My life has had several poignant moments recently. To quote Forrest Gump, “My mama always said, ‘Life was like a box of chocolates. You never know what you’re gonna get.’” And to quote an unknown source, “Life is like a roll of toilet paper—the closer you get to the end, the faster it goes.”
It all started on May 15, when Gerry and I hosted a potluck for my yoga buddies, some are old friends, some new … and all are younger (I’m 75). I feel very fortunate that these “kids” include us in their social events. My mother is 97 and has lost so many friends and relatives. She has a few younger friends and loves spending time with them, shopping, going to movies and out to lunch. They keep her young!
Well, back to my story. The morning after our potluck I got a call from my mom. She had fallen at home and, as it turned out, cracked her pelvis. Though new x-rays show it is mending, it has been very painful and she has needed round the clock nursing care for her safety. The thing she is most concerned about is whether or not she will be able to continue driving to the local hospital every Tuesday, where she volunteers and then goes to lunch with her co-workers.
I had been thinking a lot about my own life and how there is not a whole lot left. To quote Julia Cameron in The Artist’s Way, it had always seemed that I had delicious “vast savannahs of time” in which to do and see all the many things on my bucket list. But lately I see a wall, hopefully a door, at the end of this not-so-vast savannah.
At the end of May, one of my high school friends (Van Nuys High ’57) graciously hosted 3 of us again for a reunion at her home up the coast in Los Alamos, CA. We had found each other several years ago, after being out of contact for 40 years. One friend lives in Australia and the other in Arizona. It was a marvelous 4 days, spent non-stop talking and eating. We walked, cooked in and ate out, went to the beach, picnicked at a winery and watched the movie Last Vegas (hysterical!). It was so wonderful to catch up with each other’s news, good and bad, and share our aches and pains, food sensitivities and what we’ve learned about life. We used to talk only about boys! We are all still working entrepreneurs, have all had at least one mate, and are all grandmothers. But now we all seem to be at a point where change is in the air. My mother’s favorite maxim: “The only thing you can be sure of is change.” We know how lucky we are to still enjoy working at this age, but we are very aware that this is our last chapter. Quite frankly, it’s a shocking revelation to us all. Here's a photo of our high school club with me wielding the gavel (always bossy!)

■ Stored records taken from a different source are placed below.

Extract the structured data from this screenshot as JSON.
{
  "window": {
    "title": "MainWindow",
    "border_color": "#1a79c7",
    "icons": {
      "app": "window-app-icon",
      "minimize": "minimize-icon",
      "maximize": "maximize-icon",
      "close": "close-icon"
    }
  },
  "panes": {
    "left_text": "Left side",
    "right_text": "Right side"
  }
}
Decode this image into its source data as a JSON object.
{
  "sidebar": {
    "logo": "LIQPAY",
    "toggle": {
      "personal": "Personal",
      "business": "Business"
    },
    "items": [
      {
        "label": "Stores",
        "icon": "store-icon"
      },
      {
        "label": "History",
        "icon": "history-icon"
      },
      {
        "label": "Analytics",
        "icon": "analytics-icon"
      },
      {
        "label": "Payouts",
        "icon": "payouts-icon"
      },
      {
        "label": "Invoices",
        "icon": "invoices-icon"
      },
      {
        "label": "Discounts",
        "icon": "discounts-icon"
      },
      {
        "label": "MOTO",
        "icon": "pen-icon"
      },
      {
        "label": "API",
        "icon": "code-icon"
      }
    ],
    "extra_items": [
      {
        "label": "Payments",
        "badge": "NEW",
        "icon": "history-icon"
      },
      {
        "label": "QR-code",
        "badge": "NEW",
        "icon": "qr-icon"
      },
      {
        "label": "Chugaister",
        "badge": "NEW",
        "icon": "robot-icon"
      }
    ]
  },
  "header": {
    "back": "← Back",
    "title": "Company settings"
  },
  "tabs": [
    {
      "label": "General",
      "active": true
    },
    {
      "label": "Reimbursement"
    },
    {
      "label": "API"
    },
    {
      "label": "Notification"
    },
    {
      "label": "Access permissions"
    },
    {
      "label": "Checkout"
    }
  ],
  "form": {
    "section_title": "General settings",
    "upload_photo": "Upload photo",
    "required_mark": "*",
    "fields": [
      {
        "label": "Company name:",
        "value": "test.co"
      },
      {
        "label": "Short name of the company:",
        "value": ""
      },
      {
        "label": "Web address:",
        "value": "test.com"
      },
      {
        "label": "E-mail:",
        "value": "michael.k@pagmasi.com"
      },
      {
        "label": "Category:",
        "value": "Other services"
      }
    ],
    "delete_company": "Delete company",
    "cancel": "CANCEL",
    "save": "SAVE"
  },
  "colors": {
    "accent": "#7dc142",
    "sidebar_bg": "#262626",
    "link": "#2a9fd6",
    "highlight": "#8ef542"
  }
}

And now for another personally poignant part of my story. (Thank you if you have stuck with me and read this far. Contact me for a gift certificate … really!)
This past month we attended the high school graduations of our grandson Brett and our granddaughter Kelly. They are both headed to colleges out-of-state in the fall, joining their siblings Adam and Rachel who will now be in their third and fourth years. Seems like yesterday when I painted the portrait of them baking cookies.
Graduations are bittersweet for me. I always look out at the graduates and say prayers for all of them, wishing them well while realizing that life is challenging for everyone. I know the backstories of my own grandchildren and some of their friends … they have already met huge obstacles and persevered. They seem so much savvier and more mature than we were at that age. The world is certainly more complex, yet more open emotionally. It turns out that, in high school, my friends and I had no clue about each other’s personal lives, and no one had the “perfect” life that we assumed. Many of our lives were traumatic, but it was all kept behind closed doors. Thanks to Oprah, and lately the Supreme Court (Amazing!), we no longer have to be ashamed of being human!
As a portrait artist, there is nothing more beautiful to me than the human face. At the graduations, I was awestruck by the beauty of my grandchildren and their friends. It was like looking at the art of a great master … and indeed it is! The joy and excitement of graduating, added to their obvious deep caring for each other, was palpable. I was mesmerized and will never forget the experience. Thanks to selfies, email, texting, Facebook and whatever else is coming, they won’t forget and will keep in touch throughout their lives. Early friendships like these are precious. As we learned in Girl Scouts, “Make new friends, but keep the old. One is silver, but the other gold!”
So, feeling blessed to have wonderful friends and family, and grateful to still be healthy and able to do the work I love, I’m going to eat lots of dark chocolate and buy our TP at Costco, in optimistic quantities!!!
Kelly with her Gaga